CCAC David Mitchell described why he did not favor the resolution. “This is how, if you want to increase the cost of living and make this place even harder to move into, vote for this,” he said. “[The resolution] will be used to shoot down every proposal for development, it’s a poison pill. The reality is that infrastructure never gets ahead of a community because politicians would be killed if they spent money on things before they are needed. This is the antithesis of what we should be doing.”
“This is a long term, comprehensive document,” said Joe Fore, referring to the 2020 Crozet Master Plan. “I agree that the Master Plan should allow for these higher types of densities. But when the rubber meets the road and it’s time to get the rezoning to approve a project with high density, we’re saying it’s appropriate for the governing body to monitor infrastructure for individual rezoning requests. If it’s there, then go forward; if not, maybe it’s not time to rezone.”
“I’ve been here 30 years and going back to the original Master Plan, we were told we’re going to be over 12,000, and we were promised concurrent infrastructure and that hasn’t happened,” said Tom Loach. “If you look at Crozet as an island, the island is damn near full. You can call us NIMBY [‘not in my back yard’], but in the last decade 30% of growth in county has been in Crozet. We’re not NIMBY.”
“I don’t think it’s our place to be telling the [Board of Supervisors] to not approve projects because infrastructure is lagging,” said Valerie Long. “If they could do it, they would, and they’re getting there, but it takes time and they have to find resources for that.

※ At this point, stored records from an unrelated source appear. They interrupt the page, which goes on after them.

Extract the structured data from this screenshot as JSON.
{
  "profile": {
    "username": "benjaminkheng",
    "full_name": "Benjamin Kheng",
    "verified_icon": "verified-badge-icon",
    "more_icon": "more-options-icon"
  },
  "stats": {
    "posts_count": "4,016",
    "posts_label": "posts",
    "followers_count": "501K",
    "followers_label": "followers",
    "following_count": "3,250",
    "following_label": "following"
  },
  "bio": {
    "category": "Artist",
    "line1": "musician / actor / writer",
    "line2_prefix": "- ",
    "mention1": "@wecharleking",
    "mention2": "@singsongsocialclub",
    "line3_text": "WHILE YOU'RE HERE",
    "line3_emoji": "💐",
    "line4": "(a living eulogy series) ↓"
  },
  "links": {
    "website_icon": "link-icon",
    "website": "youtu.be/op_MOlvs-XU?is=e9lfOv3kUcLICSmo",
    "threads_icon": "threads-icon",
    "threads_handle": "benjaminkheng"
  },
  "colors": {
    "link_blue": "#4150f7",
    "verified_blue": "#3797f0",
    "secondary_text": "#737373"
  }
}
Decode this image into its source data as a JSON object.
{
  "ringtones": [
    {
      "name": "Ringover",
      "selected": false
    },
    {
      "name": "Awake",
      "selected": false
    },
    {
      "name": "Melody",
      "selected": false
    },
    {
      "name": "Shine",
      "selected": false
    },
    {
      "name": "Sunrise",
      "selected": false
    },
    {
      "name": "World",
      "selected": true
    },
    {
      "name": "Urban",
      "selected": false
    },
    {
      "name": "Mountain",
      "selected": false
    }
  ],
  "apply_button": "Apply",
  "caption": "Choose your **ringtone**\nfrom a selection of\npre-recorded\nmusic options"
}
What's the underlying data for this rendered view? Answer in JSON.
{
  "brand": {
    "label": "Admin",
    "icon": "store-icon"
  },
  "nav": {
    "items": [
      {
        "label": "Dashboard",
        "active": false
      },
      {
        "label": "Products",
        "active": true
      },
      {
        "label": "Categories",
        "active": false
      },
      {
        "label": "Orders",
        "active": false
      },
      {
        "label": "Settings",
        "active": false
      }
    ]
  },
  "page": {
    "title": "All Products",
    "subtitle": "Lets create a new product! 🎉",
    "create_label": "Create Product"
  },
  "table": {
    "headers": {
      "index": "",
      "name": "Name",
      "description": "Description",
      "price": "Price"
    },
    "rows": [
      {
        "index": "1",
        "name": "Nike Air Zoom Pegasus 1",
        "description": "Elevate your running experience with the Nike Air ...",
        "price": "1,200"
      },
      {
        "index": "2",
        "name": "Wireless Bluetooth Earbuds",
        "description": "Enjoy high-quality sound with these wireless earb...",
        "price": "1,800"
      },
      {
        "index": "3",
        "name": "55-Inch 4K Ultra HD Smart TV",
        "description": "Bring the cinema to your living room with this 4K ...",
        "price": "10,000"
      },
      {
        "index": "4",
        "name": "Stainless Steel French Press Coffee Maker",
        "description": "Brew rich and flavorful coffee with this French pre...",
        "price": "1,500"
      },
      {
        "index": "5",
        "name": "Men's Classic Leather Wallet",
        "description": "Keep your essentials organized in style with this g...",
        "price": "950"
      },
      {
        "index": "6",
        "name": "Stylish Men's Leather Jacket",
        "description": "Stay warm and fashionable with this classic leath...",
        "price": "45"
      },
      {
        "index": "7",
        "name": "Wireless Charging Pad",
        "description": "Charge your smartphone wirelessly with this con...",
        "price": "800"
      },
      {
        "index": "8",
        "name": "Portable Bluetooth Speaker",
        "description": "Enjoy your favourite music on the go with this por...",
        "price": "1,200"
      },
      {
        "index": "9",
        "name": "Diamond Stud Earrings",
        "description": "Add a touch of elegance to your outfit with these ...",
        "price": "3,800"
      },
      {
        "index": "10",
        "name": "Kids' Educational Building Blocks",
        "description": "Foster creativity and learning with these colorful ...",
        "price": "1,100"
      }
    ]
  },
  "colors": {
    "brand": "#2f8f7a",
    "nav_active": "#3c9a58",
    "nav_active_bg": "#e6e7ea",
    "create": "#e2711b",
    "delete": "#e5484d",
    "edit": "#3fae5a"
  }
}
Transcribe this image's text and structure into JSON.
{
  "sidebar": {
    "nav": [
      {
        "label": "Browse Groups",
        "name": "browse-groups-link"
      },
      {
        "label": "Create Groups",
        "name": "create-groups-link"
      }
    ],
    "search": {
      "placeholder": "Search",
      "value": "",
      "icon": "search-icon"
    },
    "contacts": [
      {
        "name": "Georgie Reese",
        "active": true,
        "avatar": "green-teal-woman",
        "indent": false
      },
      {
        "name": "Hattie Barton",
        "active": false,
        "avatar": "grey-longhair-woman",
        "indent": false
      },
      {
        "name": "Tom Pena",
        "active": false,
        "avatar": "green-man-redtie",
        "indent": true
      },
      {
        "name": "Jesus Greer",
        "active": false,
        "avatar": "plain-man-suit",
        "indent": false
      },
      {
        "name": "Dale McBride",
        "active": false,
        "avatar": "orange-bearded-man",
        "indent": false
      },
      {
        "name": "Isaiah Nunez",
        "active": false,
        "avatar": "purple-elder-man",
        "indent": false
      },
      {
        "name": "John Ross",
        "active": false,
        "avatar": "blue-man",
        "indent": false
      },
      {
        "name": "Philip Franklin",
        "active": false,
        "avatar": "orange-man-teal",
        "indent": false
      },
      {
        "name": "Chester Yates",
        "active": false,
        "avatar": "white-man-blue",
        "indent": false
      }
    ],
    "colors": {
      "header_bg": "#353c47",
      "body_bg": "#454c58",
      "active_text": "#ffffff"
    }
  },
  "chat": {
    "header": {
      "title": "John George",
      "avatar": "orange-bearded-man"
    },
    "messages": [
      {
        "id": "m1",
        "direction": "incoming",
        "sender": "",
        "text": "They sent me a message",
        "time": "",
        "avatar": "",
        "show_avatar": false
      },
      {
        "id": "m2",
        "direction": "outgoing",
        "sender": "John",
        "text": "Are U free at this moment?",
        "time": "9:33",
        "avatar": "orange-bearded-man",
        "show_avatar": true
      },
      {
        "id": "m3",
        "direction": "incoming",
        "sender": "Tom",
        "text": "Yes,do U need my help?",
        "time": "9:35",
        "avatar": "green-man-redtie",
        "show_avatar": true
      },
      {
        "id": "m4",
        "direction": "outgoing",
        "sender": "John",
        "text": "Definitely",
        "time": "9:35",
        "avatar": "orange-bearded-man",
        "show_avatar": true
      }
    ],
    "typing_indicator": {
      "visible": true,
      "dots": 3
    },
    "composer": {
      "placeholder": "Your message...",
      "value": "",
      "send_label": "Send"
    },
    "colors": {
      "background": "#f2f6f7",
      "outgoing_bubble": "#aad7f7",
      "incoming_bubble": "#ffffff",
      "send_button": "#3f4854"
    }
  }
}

If we approve [this resolution] it creates a false sense of security of what might happen. It’s not appropriate for this committee to tie infrastructure to development.”
Mallek chimed in as well. “I think what this is saying is, when there’s a range allowed in the Master Plan, aim for the lower [density] end until we have ability for people to walk and these other things,” she said. “No one is suggesting we go back to R2 everywhere. Put yourselves in the places of the people on Park and Tabor with cars and trucks going back and forth every day for fifteen years and they have no sidewalks. This is a really big deal for people.”
“When we close Crozet Avenue [to replace the bridge] and there’s no other way through, how are we going to survive that?” said Pesch. “Eastern Avenue needs to be built and we need more capacity for our schools or the whole bubble’s going to burst.”
A final vote on the resolution passed 11-3 in favor with one member absent. Watch the full meeting on the Albemarle County YouTube page, here.